> **WHAT YOU NEED TO DO**: Without changing a word, repeat the data, and include no pictures.

> **DATA IN THIS EXERCISE**:
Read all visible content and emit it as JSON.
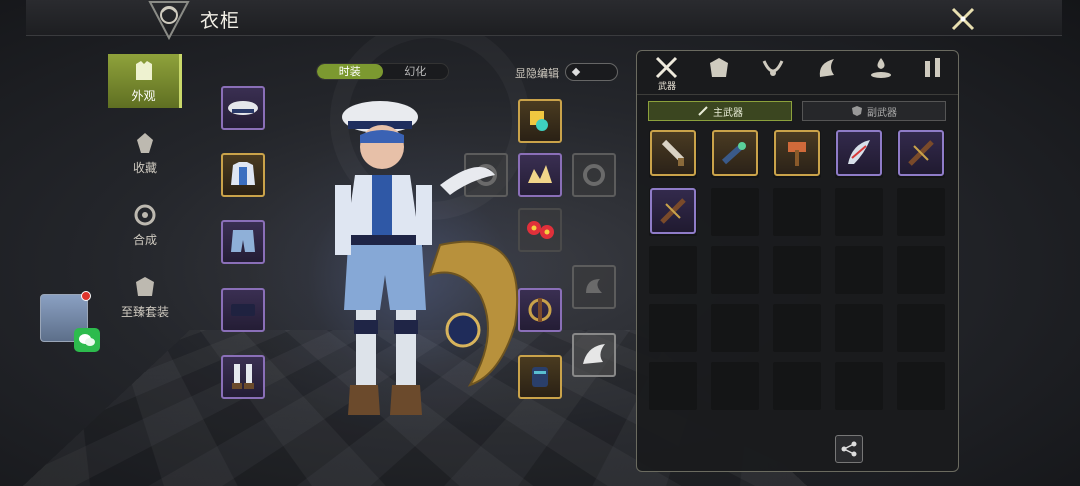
{
  "header": {
    "title": "衣柜"
  },
  "nav": {
    "items": [
      {
        "label": "外观",
        "icon": "armor-icon",
        "active": true
      },
      {
        "label": "收藏",
        "icon": "collection-icon",
        "active": false
      },
      {
        "label": "合成",
        "icon": "synthesis-icon",
        "active": false
      },
      {
        "label": "至臻套装",
        "icon": "supreme-set-icon",
        "active": false
      }
    ]
  },
  "view_tabs": [
    {
      "label": "时装",
      "active": true
    },
    {
      "label": "幻化",
      "active": false
    }
  ],
  "toggle": {
    "label": "显隐编辑"
  },
  "category_tabs": [
    {
      "label": "武器",
      "icon": "crossed-swords-icon",
      "active": true
    },
    {
      "label": "",
      "icon": "helmet-icon"
    },
    {
      "label": "",
      "icon": "necklace-icon"
    },
    {
      "label": "",
      "icon": "wing-icon"
    },
    {
      "label": "",
      "icon": "aura-icon"
    },
    {
      "label": "",
      "icon": "misc-icon"
    }
  ],
  "sub_tabs": [
    {
      "label": "主武器",
      "active": true
    },
    {
      "label": "副武器",
      "active": false
    }
  ],
  "inventory": {
    "items": [
      {
        "icon": "cannon-icon",
        "rarity": "gold"
      },
      {
        "icon": "ornate-gun-icon",
        "rarity": "gold"
      },
      {
        "icon": "hammer-icon",
        "rarity": "gold"
      },
      {
        "icon": "feather-blade-icon",
        "rarity": "purple"
      },
      {
        "icon": "crossbow-icon",
        "rarity": "purple"
      },
      {
        "icon": "crossbow-icon",
        "rarity": "purple"
      }
    ],
    "total_slots": 25
  },
  "colors": {
    "accent": "#7c9930",
    "gold": "#caa34a",
    "purple": "#8f7cc8"
  }
}
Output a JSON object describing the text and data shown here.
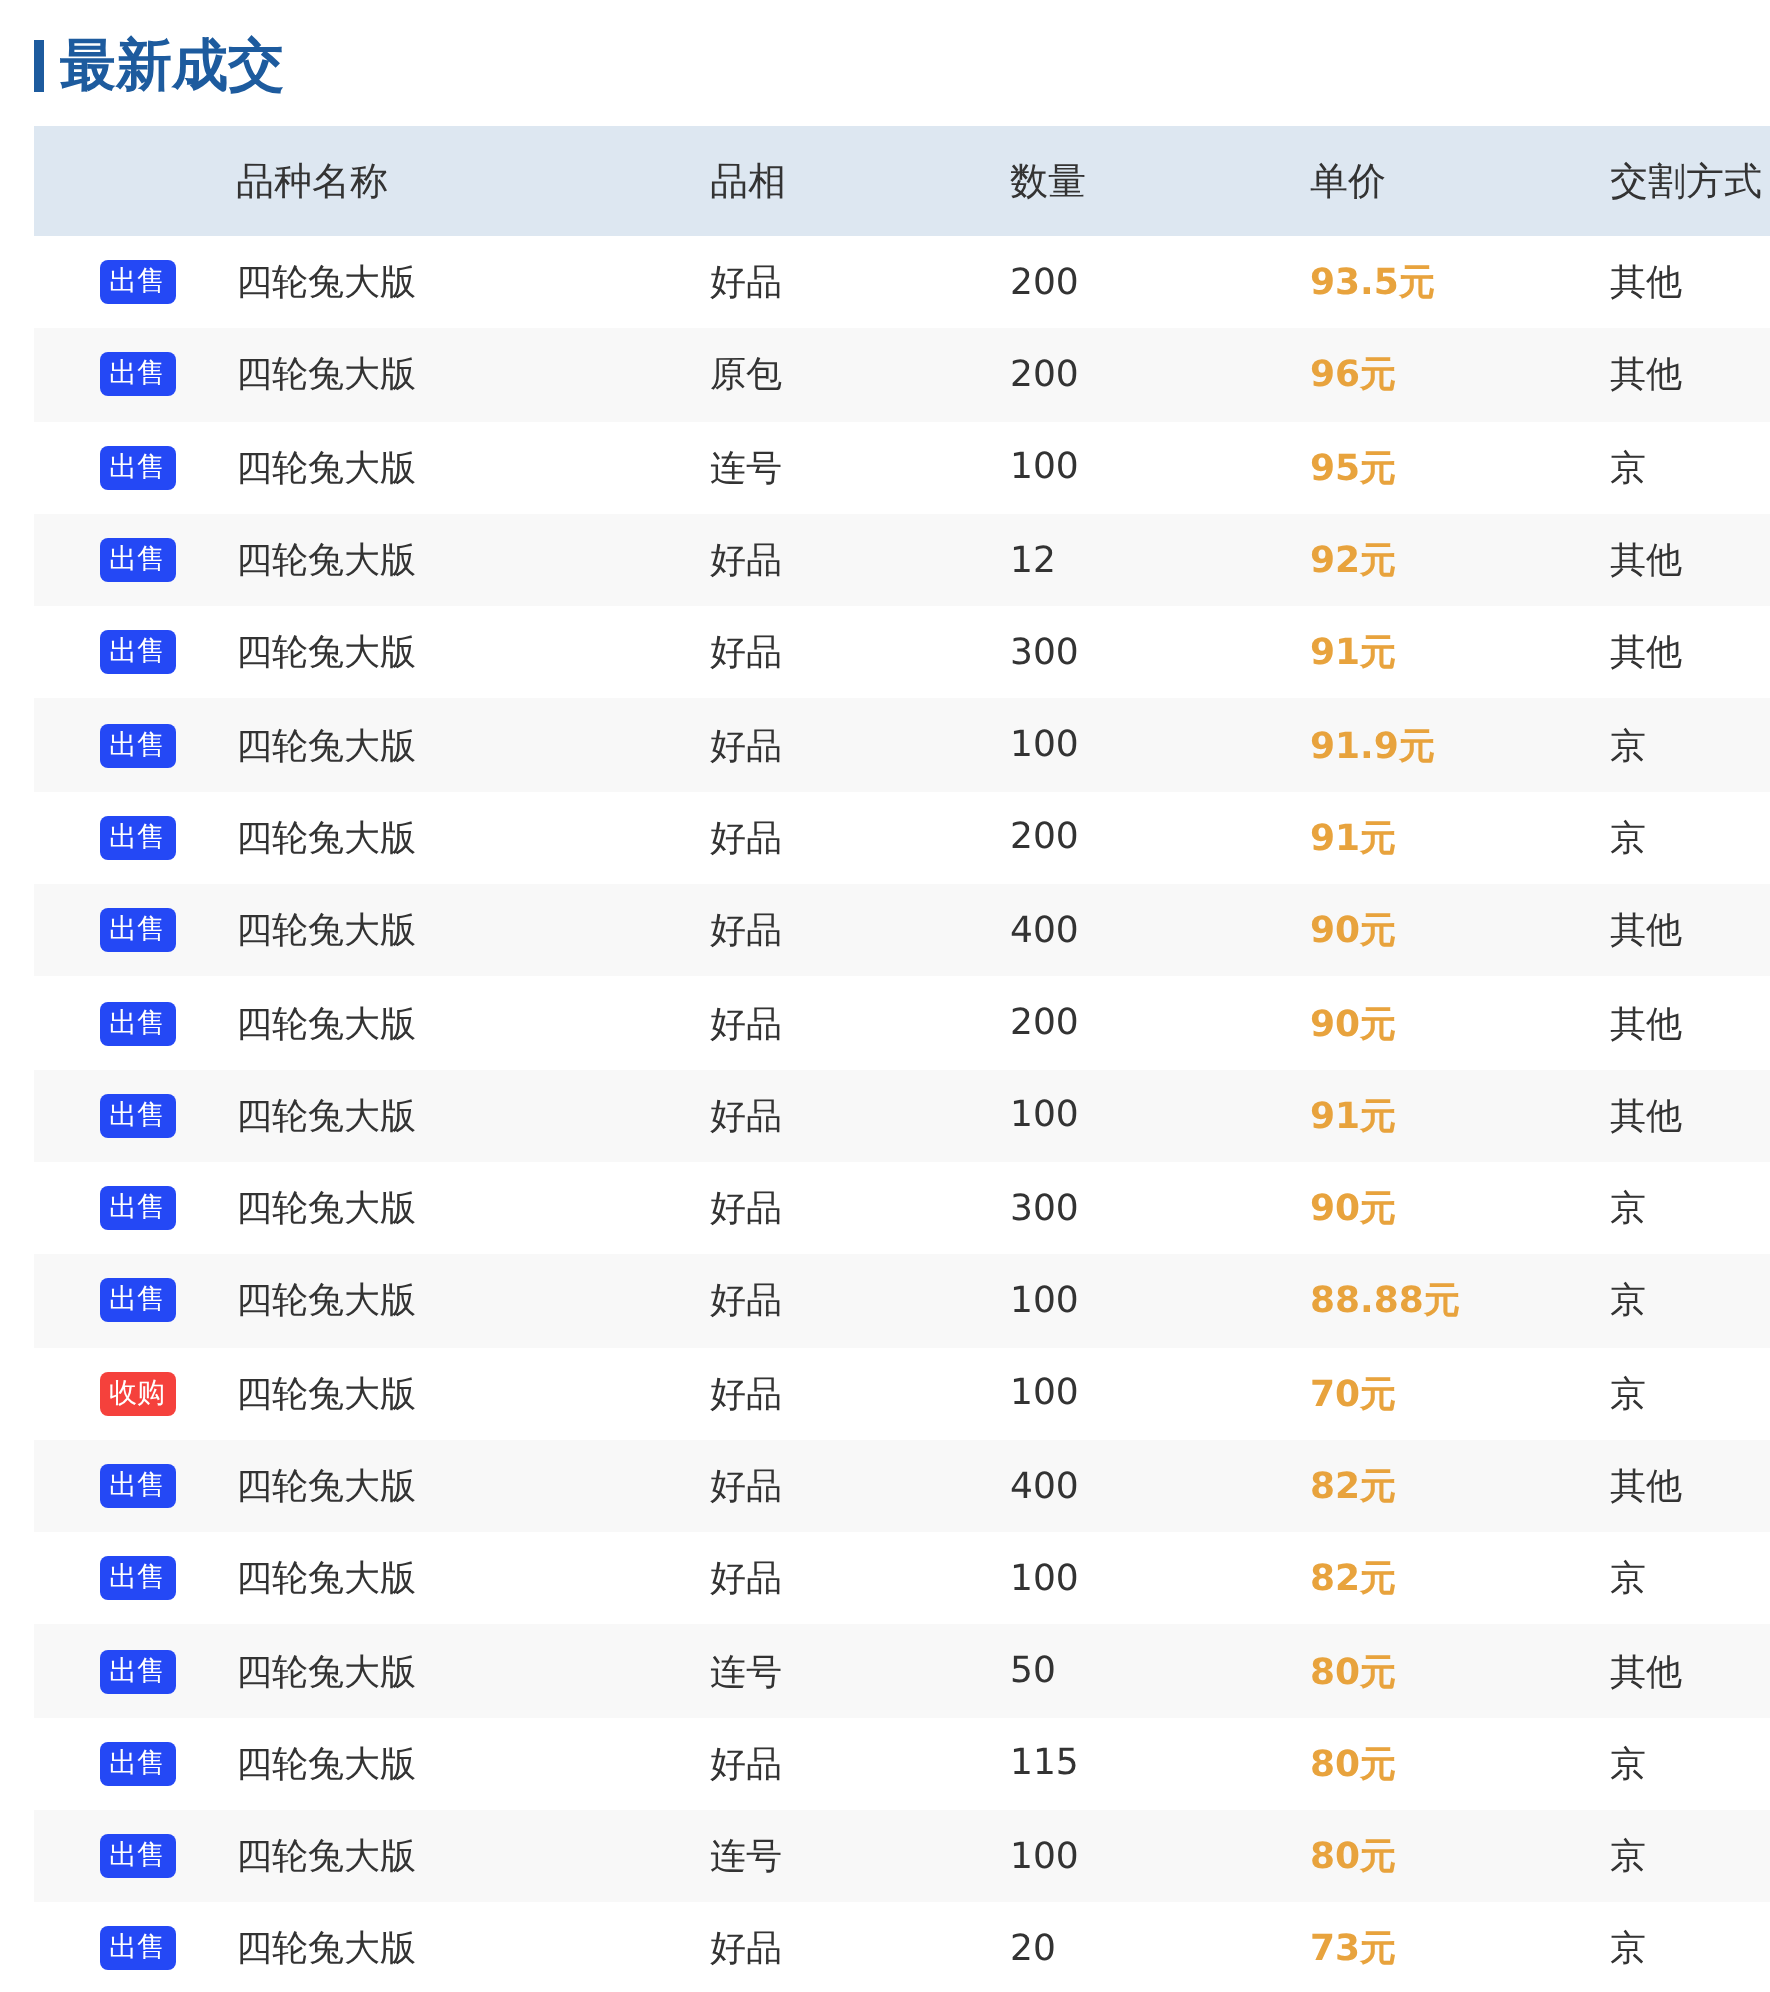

> **EXERCISE OUTPUT**:
Read all visible content and emit it as JSON.
{
  "header": {
    "title": "衣柜"
  },
  "nav": {
    "items": [
      {
        "label": "外观",
        "icon": "armor-icon",
        "active": true
      },
      {
        "label": "收藏",
        "icon": "collection-icon",
        "active": false
      },
      {
        "label": "合成",
        "icon": "synthesis-icon",
        "active": false
      },
      {
        "label": "至臻套装",
        "icon": "supreme-set-icon",
        "active": false
      }
    ]
  },
  "view_tabs": [
    {
      "label": "时装",
      "active": true
    },
    {
      "label": "幻化",
      "active": false
    }
  ],
  "toggle": {
    "label": "显隐编辑"
  },
  "category_tabs": [
    {
      "label": "武器",
      "icon": "crossed-swords-icon",
      "active": true
    },
    {
      "label": "",
      "icon": "helmet-icon"
    },
    {
      "label": "",
      "icon": "necklace-icon"
    },
    {
      "label": "",
      "icon": "wing-icon"
    },
    {
      "label": "",
      "icon": "aura-icon"
    },
    {
      "label": "",
      "icon": "misc-icon"
    }
  ],
  "sub_tabs": [
    {
      "label": "主武器",
      "active": true
    },
    {
      "label": "副武器",
      "active": false
    }
  ],
  "inventory": {
    "items": [
      {
        "icon": "cannon-icon",
        "rarity": "gold"
      },
      {
        "icon": "ornate-gun-icon",
        "rarity": "gold"
      },
      {
        "icon": "hammer-icon",
        "rarity": "gold"
      },
      {
        "icon": "feather-blade-icon",
        "rarity": "purple"
      },
      {
        "icon": "crossbow-icon",
        "rarity": "purple"
      },
      {
        "icon": "crossbow-icon",
        "rarity": "purple"
      }
    ],
    "total_slots": 25
  },
  "colors": {
    "accent": "#7c9930",
    "gold": "#caa34a",
    "purple": "#8f7cc8"
  }
}
Output a JSON object describing the text and data shown here.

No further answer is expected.